Should you get certified? Should anyone?
Technology certification exams have a bad reputation. You don’t have to go far to find someone deriding the idea that a multiple choice test could be useful in distinguishing programming skill. Some say that they are a waste of time and a marketing scam. Others even claim that they distinguish you in the wrong way, and that any certifications that you have earned should be removed from your resume, as they will actually hurt your chances of getting the job you want.
I disagree, and think that there is a place for certifications, but there is some confusion about what you can and cannot get out of them, and when they may be beneficial to your career.
What a certification cannot give you
This should be obvious. No one becomes an expert at anything by reading books and taking tests. Expertise comes through hard work, and it likely includes reading books, but you don’t have it until your peers recognize you as an expert.
Don’t imagine that a technology certification will serve as some sort of boot camp / personal trainer that will whip you into shape, increasing your ability to solve programming problems. Testing for the creative thinking and problem solving ability that is essential for programmers would be extremely difficult to do, and the exam authors don’t really attempt that.
Evidence of competence
If you want some letters after your name to prove you will be competent, forget it, it isn’t possible, and you don’t want to work for a company that thinks like that.
What a certification can give you
An organized curriculum
This is one of the biggest benefits. When you are in a new environment you don’t know what questions to ask and the relative importance of the various things to learn. When you don’t know what you don’t know you aren’t in the best position to manage your education. Using the list of exam topics, perhaps along with an exam study guide, can provide great structure to your efforts.
Confidence in the rules of the game
While being a certified programmer doesn’t mean you are a good programmer, it should mean that you understand which errors will show up at run-time, and which will happen at compile time, which is valuable. There are far too many programmers out their that using guesswork and superstition when it comes to the workings of their primary programming language. A certification can give you confidence regarding the way that code should work.
An increased chance of interviews for your first or second job.
When you are trying to distinguish your resume from the resumes of others that are competing for junior-programmer jobs, a certification can help. It shows some initiative, a desire to improve yourself, and it suggests that you are familiar enough with a particular language or technology that you can be quickly taught how it is used in the real world.
Should I get a certification?
With the above in mind, it should be easy to decide if a technology certification is good for you.

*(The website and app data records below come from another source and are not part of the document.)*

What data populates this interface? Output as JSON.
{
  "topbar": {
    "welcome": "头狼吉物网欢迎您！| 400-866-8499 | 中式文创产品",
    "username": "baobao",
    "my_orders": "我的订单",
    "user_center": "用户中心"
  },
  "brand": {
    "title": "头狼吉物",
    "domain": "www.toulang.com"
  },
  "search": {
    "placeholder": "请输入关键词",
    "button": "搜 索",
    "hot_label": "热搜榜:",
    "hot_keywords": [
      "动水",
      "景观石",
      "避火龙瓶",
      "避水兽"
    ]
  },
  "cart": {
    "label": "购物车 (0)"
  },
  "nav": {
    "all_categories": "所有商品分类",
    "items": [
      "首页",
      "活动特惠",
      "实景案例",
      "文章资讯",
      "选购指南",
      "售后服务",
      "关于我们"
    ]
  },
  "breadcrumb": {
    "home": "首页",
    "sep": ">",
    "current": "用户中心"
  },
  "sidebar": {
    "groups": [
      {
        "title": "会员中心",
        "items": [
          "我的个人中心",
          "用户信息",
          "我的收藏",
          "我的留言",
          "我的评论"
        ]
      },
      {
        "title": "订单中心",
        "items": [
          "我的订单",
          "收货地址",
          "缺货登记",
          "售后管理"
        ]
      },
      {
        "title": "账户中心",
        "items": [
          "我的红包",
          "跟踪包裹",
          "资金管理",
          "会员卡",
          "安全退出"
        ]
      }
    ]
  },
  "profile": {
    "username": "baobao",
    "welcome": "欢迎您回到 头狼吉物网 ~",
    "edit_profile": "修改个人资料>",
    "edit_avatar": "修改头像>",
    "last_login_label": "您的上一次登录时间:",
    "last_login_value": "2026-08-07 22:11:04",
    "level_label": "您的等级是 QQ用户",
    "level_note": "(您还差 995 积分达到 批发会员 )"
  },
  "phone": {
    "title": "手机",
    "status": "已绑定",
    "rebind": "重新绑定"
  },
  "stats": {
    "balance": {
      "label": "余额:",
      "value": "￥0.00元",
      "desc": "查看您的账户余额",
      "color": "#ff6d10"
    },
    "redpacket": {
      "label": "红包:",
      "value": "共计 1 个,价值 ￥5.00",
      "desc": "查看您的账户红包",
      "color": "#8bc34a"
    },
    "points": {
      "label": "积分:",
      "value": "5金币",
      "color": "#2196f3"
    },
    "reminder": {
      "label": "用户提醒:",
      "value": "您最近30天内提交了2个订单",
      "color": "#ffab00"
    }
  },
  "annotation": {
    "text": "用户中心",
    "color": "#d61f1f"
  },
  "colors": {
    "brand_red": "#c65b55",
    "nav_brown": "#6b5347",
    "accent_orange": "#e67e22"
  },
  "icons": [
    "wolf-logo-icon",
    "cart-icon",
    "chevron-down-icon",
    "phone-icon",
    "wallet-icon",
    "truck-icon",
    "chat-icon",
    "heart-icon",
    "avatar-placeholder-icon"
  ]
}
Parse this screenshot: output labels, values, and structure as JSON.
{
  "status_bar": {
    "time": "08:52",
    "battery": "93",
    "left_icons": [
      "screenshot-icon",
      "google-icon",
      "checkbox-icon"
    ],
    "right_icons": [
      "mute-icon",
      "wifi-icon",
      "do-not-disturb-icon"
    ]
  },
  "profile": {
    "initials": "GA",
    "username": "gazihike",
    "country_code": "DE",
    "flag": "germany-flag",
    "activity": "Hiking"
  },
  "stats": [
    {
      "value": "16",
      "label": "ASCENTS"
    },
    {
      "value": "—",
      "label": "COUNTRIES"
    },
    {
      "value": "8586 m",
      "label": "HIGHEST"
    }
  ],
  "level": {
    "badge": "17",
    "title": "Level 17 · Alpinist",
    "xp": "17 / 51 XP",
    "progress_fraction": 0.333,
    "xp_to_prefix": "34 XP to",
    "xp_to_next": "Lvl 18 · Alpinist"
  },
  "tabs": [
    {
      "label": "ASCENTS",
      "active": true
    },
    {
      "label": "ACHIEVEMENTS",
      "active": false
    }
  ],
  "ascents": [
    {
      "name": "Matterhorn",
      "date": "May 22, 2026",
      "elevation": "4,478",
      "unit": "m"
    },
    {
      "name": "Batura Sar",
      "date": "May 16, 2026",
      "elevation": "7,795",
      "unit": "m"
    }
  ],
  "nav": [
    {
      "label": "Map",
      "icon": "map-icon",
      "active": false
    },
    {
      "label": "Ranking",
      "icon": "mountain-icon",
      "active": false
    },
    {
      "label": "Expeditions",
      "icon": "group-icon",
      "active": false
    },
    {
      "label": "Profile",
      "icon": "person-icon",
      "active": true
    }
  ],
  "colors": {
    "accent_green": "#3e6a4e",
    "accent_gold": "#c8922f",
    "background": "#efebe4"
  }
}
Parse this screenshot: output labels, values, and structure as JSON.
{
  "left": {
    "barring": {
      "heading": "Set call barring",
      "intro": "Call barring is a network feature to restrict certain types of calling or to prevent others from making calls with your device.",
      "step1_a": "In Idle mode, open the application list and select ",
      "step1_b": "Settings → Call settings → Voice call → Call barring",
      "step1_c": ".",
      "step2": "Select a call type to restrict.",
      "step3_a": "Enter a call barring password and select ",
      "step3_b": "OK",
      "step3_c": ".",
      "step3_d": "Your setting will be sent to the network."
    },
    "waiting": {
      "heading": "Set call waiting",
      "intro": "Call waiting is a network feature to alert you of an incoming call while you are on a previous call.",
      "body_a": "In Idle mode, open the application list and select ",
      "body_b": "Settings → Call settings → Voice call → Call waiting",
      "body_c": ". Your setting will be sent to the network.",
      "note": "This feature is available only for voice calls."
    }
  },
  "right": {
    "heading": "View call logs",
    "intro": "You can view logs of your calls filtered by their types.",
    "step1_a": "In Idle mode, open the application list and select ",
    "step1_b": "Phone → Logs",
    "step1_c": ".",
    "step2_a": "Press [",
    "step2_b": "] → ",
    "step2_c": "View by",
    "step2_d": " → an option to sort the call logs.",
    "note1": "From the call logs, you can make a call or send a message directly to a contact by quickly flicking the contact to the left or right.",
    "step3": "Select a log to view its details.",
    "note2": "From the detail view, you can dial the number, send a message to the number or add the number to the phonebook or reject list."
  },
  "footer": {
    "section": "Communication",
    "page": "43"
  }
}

Are you trying to enter an unfamiliar area of technology, and struggling with the documentation? Does your resume seem devoid of technical qualifications? Are you early in your career and unsure what to learn next? If so, a certification could help.
On the other hand, if you are an experienced programmer looking to improve yourself, or hoping to qualify for a better paying job, then a certification is entirely the wrong approach. Some better ideas:
- Find your week spots in the Programmer Competency Matrix, and remedy some of them.
- Dive into the documentation of one of your favorite tools, become the expert on it.
- Read a classic programming book. (some ideas)
- Build something cool.
I took the Sun Certified Java Programmer (SCJP) exam before ever working as a programmer when my resume was a Ph.D. in mathematics and absolutely nothing technical. I’m convinced it gave me credibility as someone that wanted to become a programmer, and helped me obtain the first interview. Once on the job, it was extremely beneficial to have a well-formed understanding of the language.
About six months later I took the Sun Certified Web Component Developer (SCWCD) exam, which really helped me to understand how Java web applications, and web applications in general, work. I doubt anyone that has hired me since then has cared about that, but employment wasn’t my primary objective.
SCJP, SCWCD, MCTS, and others can be helpful in beginning a programming career. And they might hurt your chances of getting an interview at Google. But when a newbie or wannabe programmer asks you about certs, please keep the benefits they do offer in mind, and answer the question in a way that makes sense for his level of experience and short-term goals.